***** SOURCE DATA
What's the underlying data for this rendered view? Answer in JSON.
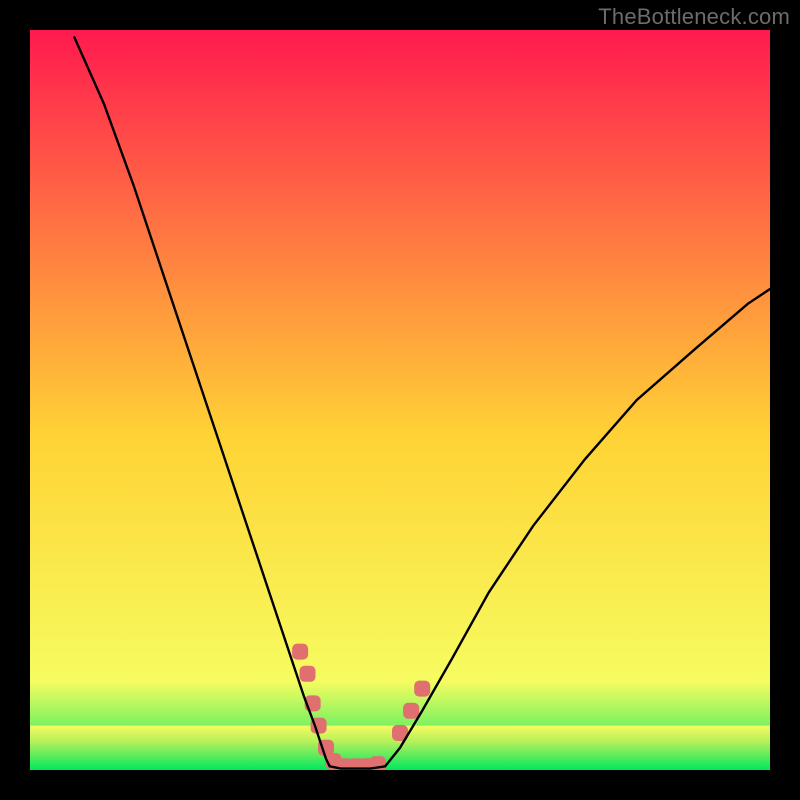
{
  "watermark": "TheBottleneck.com",
  "chart_data": {
    "type": "line",
    "title": "",
    "xlabel": "",
    "ylabel": "",
    "xlim": [
      0,
      100
    ],
    "ylim": [
      0,
      100
    ],
    "grid": false,
    "background": {
      "type": "vertical-gradient",
      "top_color": "#ff1a4f",
      "mid_color": "#ffd335",
      "bottom_color": "#00e85f"
    },
    "series": [
      {
        "name": "left-branch",
        "color": "#000000",
        "x": [
          6,
          10,
          14,
          18,
          22,
          26,
          30,
          33,
          35,
          37,
          38.5,
          39.5,
          40,
          40.5
        ],
        "y": [
          99,
          90,
          79,
          67,
          55,
          43,
          31,
          22,
          16,
          10,
          6,
          3,
          1.5,
          0.5
        ]
      },
      {
        "name": "right-branch",
        "color": "#000000",
        "x": [
          48,
          50,
          53,
          57,
          62,
          68,
          75,
          82,
          90,
          97,
          100
        ],
        "y": [
          0.5,
          3,
          8,
          15,
          24,
          33,
          42,
          50,
          57,
          63,
          65
        ]
      },
      {
        "name": "valley-floor",
        "color": "#000000",
        "x": [
          40.5,
          42,
          44,
          46,
          48
        ],
        "y": [
          0.5,
          0.2,
          0.2,
          0.2,
          0.5
        ]
      }
    ],
    "markers": [
      {
        "name": "left-cluster",
        "color": "#e07070",
        "shape": "rounded-square",
        "points": [
          [
            36.5,
            16
          ],
          [
            37.5,
            13
          ],
          [
            38.2,
            9
          ],
          [
            39,
            6
          ],
          [
            40,
            3
          ],
          [
            41,
            1.2
          ],
          [
            42.5,
            0.5
          ],
          [
            44,
            0.5
          ],
          [
            45.5,
            0.5
          ],
          [
            47,
            0.8
          ]
        ]
      },
      {
        "name": "right-cluster",
        "color": "#e07070",
        "shape": "rounded-square",
        "points": [
          [
            50,
            5
          ],
          [
            51.5,
            8
          ],
          [
            53,
            11
          ]
        ]
      }
    ],
    "green_band": {
      "y_top": 6,
      "y_bottom": 0,
      "core_color": "#00e85f",
      "fade_top_color": "#f6fc60"
    }
  }
}
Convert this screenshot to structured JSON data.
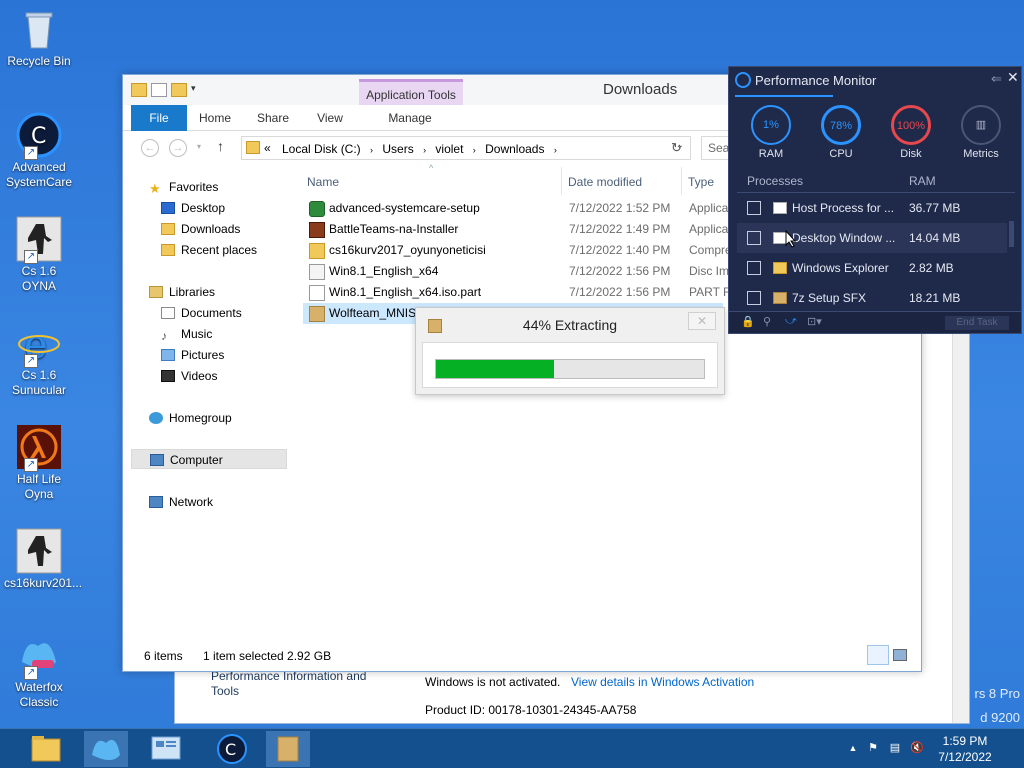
{
  "desktop_icons": [
    {
      "label": "Recycle Bin"
    },
    {
      "label": "Advanced SystemCare"
    },
    {
      "label": "Cs 1.6 OYNA"
    },
    {
      "label": "Cs 1.6 Sunucular"
    },
    {
      "label": "Half Life Oyna"
    },
    {
      "label": "cs16kurv201..."
    },
    {
      "label": "Waterfox Classic"
    }
  ],
  "background_window": {
    "perf_info_label": "Performance Information and Tools",
    "activation_text": "Windows is not activated.",
    "activation_link": "View details in Windows Activation",
    "product_id": "Product ID:  00178-10301-24345-AA758"
  },
  "watermark": {
    "line1": "rs 8 Pro",
    "line2": "d 9200"
  },
  "explorer": {
    "window_title": "Downloads",
    "context_tab": "Application Tools",
    "ribbon_tabs": [
      "File",
      "Home",
      "Share",
      "View",
      "Manage"
    ],
    "address": {
      "prefix": "«",
      "crumbs": [
        "Local Disk (C:)",
        "Users",
        "violet",
        "Downloads"
      ]
    },
    "search_placeholder": "Sea",
    "nav": {
      "favorites": "Favorites",
      "desktop": "Desktop",
      "downloads": "Downloads",
      "recent": "Recent places",
      "libraries": "Libraries",
      "documents": "Documents",
      "music": "Music",
      "pictures": "Pictures",
      "videos": "Videos",
      "homegroup": "Homegroup",
      "computer": "Computer",
      "network": "Network"
    },
    "columns": {
      "name": "Name",
      "date": "Date modified",
      "type": "Type"
    },
    "files": [
      {
        "name": "advanced-systemcare-setup",
        "date": "7/12/2022 1:52 PM",
        "type": "Applica",
        "icon": "installer-icon"
      },
      {
        "name": "BattleTeams-na-Installer",
        "date": "7/12/2022 1:49 PM",
        "type": "Applica",
        "icon": "game-icon"
      },
      {
        "name": "cs16kurv2017_oyunyoneticisi",
        "date": "7/12/2022 1:40 PM",
        "type": "Compre",
        "icon": "zip-folder-icon"
      },
      {
        "name": "Win8.1_English_x64",
        "date": "7/12/2022 1:56 PM",
        "type": "Disc Im",
        "icon": "disc-image-icon"
      },
      {
        "name": "Win8.1_English_x64.iso.part",
        "date": "7/12/2022 1:56 PM",
        "type": "PART F",
        "icon": "file-icon"
      },
      {
        "name": "Wolfteam_MNIS",
        "date": "",
        "type": "",
        "icon": "archive-icon"
      }
    ],
    "status": {
      "items": "6 items",
      "selected": "1 item selected  2.92 GB"
    }
  },
  "extract_dialog": {
    "title": "44% Extracting",
    "progress": 0.44,
    "close": "✕"
  },
  "perf_monitor": {
    "title": "Performance Monitor",
    "gauges": [
      {
        "value": "1%",
        "label": "RAM",
        "color": "#2b93ff"
      },
      {
        "value": "78%",
        "label": "CPU",
        "color": "#2b93ff"
      },
      {
        "value": "100%",
        "label": "Disk",
        "color": "#e5484d"
      },
      {
        "value": "",
        "label": "Metrics",
        "color": "#4a5578"
      }
    ],
    "columns": {
      "processes": "Processes",
      "ram": "RAM"
    },
    "processes": [
      {
        "name": "Host Process for ...",
        "ram": "36.77 MB"
      },
      {
        "name": "Desktop Window ...",
        "ram": "14.04 MB"
      },
      {
        "name": "Windows Explorer",
        "ram": "2.82 MB"
      },
      {
        "name": "7z Setup SFX",
        "ram": "18.21 MB"
      }
    ],
    "end_task": "End Task"
  },
  "taskbar": {
    "time": "1:59 PM",
    "date": "7/12/2022"
  }
}
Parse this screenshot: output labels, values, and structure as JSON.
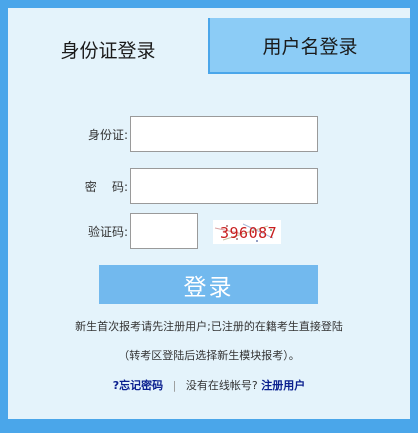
{
  "tabs": [
    {
      "label": "身份证登录",
      "active": true
    },
    {
      "label": "用户名登录",
      "active": false
    }
  ],
  "form": {
    "id_label": "身份证:",
    "id_value": "",
    "password_label": "密    码:",
    "password_value": "",
    "captcha_label": "验证码:",
    "captcha_value": "",
    "captcha_image_text": "396087"
  },
  "login_button": "登录",
  "notes": {
    "line1": "新生首次报考请先注册用户;已注册的在籍考生直接登陆",
    "line2": "（转考区登陆后选择新生模块报考）。"
  },
  "links": {
    "forgot": "?忘记密码",
    "no_account": "没有在线帐号?",
    "register": "注册用户"
  },
  "colors": {
    "frame": "#4aa6ea",
    "panel": "#e4f3fb",
    "inactive_tab": "#8cccf6",
    "button": "#72b9ee",
    "link": "#0a1f8f",
    "captcha_text": "#c81e1e"
  }
}
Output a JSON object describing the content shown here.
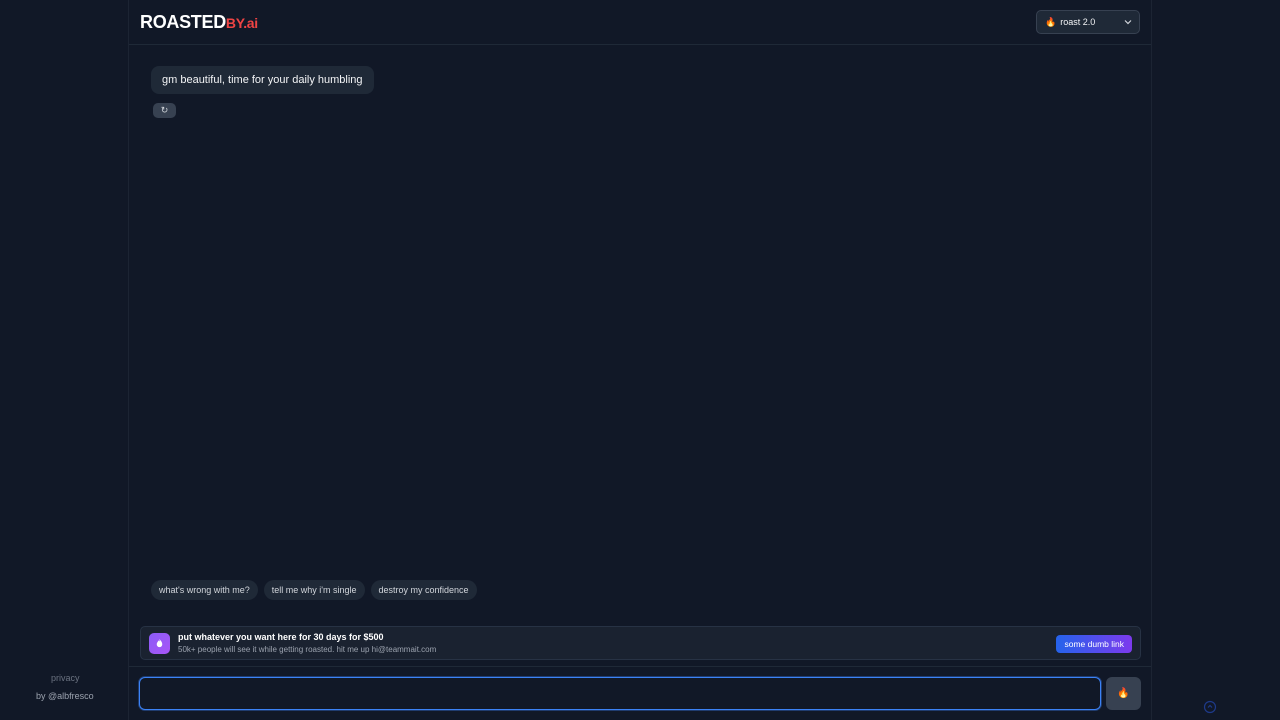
{
  "header": {
    "logo_main": "ROASTED",
    "logo_accent": "BY.ai",
    "model_select": {
      "selected": "roast 2.0",
      "icon": "flame-icon"
    }
  },
  "chat": {
    "messages": [
      {
        "role": "assistant",
        "text": "gm beautiful, time for your daily humbling"
      }
    ],
    "refresh_label": "↻"
  },
  "suggestions": [
    {
      "label": "what's wrong with me?"
    },
    {
      "label": "tell me why i'm single"
    },
    {
      "label": "destroy my confidence"
    }
  ],
  "ad": {
    "icon": "flame-icon",
    "title": "put whatever you want here for 30 days for $500",
    "subtitle": "50k+ people will see it while getting roasted. hit me up hi@teammait.com",
    "button": "some dumb link"
  },
  "composer": {
    "value": "",
    "send_icon": "flame-icon"
  },
  "sidebar_footer": {
    "privacy": "privacy",
    "credit": "by @albfresco"
  },
  "colors": {
    "background": "#111827",
    "accent_red": "#ef4444",
    "focus_blue": "#3b82f6",
    "ad_gradient_start": "#2563eb",
    "ad_gradient_end": "#7c3aed"
  }
}
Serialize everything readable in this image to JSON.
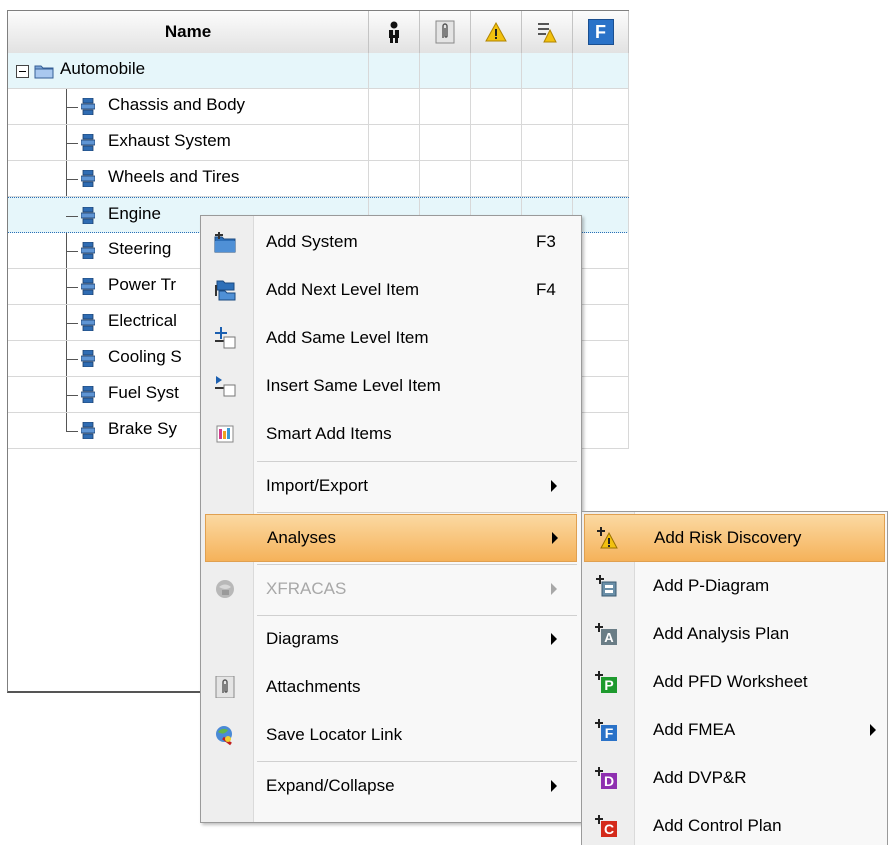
{
  "grid": {
    "header": {
      "name": "Name",
      "column_icons": [
        "person-icon",
        "paperclip-icon",
        "warning-icon",
        "list-warning-icon",
        "fmea-f-icon"
      ]
    },
    "root": "Automobile",
    "children": [
      "Chassis and Body",
      "Exhaust System",
      "Wheels and Tires",
      "Engine",
      "Steering",
      "Power Tr",
      "Electrical",
      "Cooling S",
      "Fuel Syst",
      "Brake Sy"
    ]
  },
  "context_menu": {
    "items": [
      {
        "label": "Add System",
        "shortcut": "F3",
        "icon": "add-system-icon"
      },
      {
        "label": "Add Next Level Item",
        "shortcut": "F4",
        "icon": "add-next-level-icon"
      },
      {
        "label": "Add Same Level Item",
        "icon": "add-same-level-icon"
      },
      {
        "label": "Insert Same Level Item",
        "icon": "insert-same-level-icon"
      },
      {
        "label": "Smart Add Items",
        "icon": "smart-add-icon"
      },
      {
        "label": "Import/Export",
        "submenu": true
      },
      {
        "label": "Analyses",
        "submenu": true,
        "active": true
      },
      {
        "label": "XFRACAS",
        "submenu": true,
        "disabled": true,
        "icon": "xfracas-icon"
      },
      {
        "label": "Diagrams",
        "submenu": true
      },
      {
        "label": "Attachments",
        "icon": "paperclip-icon"
      },
      {
        "label": "Save Locator Link",
        "icon": "locator-link-icon"
      },
      {
        "label": "Expand/Collapse",
        "submenu": true
      }
    ]
  },
  "analyses_submenu": {
    "items": [
      {
        "label": "Add Risk Discovery",
        "icon": "risk-discovery-icon",
        "active": true
      },
      {
        "label": "Add P-Diagram",
        "icon": "p-diagram-icon"
      },
      {
        "label": "Add Analysis Plan",
        "icon": "analysis-plan-icon",
        "letter": "A"
      },
      {
        "label": "Add PFD Worksheet",
        "icon": "pfd-worksheet-icon",
        "letter": "P"
      },
      {
        "label": "Add FMEA",
        "icon": "fmea-icon",
        "letter": "F",
        "submenu": true
      },
      {
        "label": "Add DVP&R",
        "icon": "dvpr-icon",
        "letter": "D"
      },
      {
        "label": "Add Control Plan",
        "icon": "control-plan-icon",
        "letter": "C"
      }
    ]
  },
  "colors": {
    "highlight_row": "#e6f6fa",
    "menu_active": "#f5b25a",
    "pfd_green": "#1e9a2e",
    "fmea_blue": "#2a72c8",
    "dvpr_purple": "#8e2fb0",
    "control_red": "#d42a1a",
    "analysis_gray": "#6a7d86"
  }
}
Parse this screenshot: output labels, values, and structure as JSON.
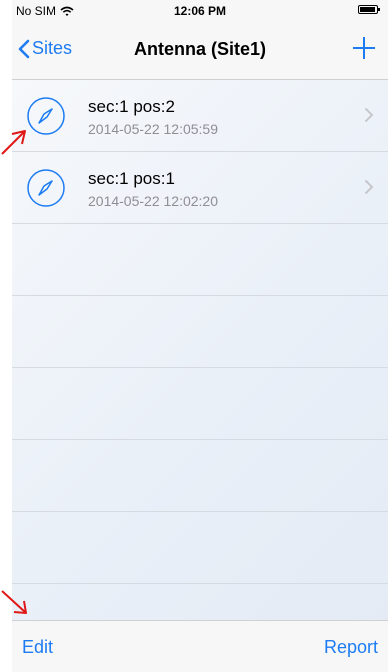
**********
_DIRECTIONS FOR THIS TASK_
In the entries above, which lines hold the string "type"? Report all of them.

_ANSWER TO THIS PROBLEM_
    "type": "line",
      "type": "vertical-gradient",
      "type": "Type"
        "type": "Applica",
        "type": "Applica",
        "type": "Compre",
        "type": "Disc Im",
        "type": "PART F",
        "type": "",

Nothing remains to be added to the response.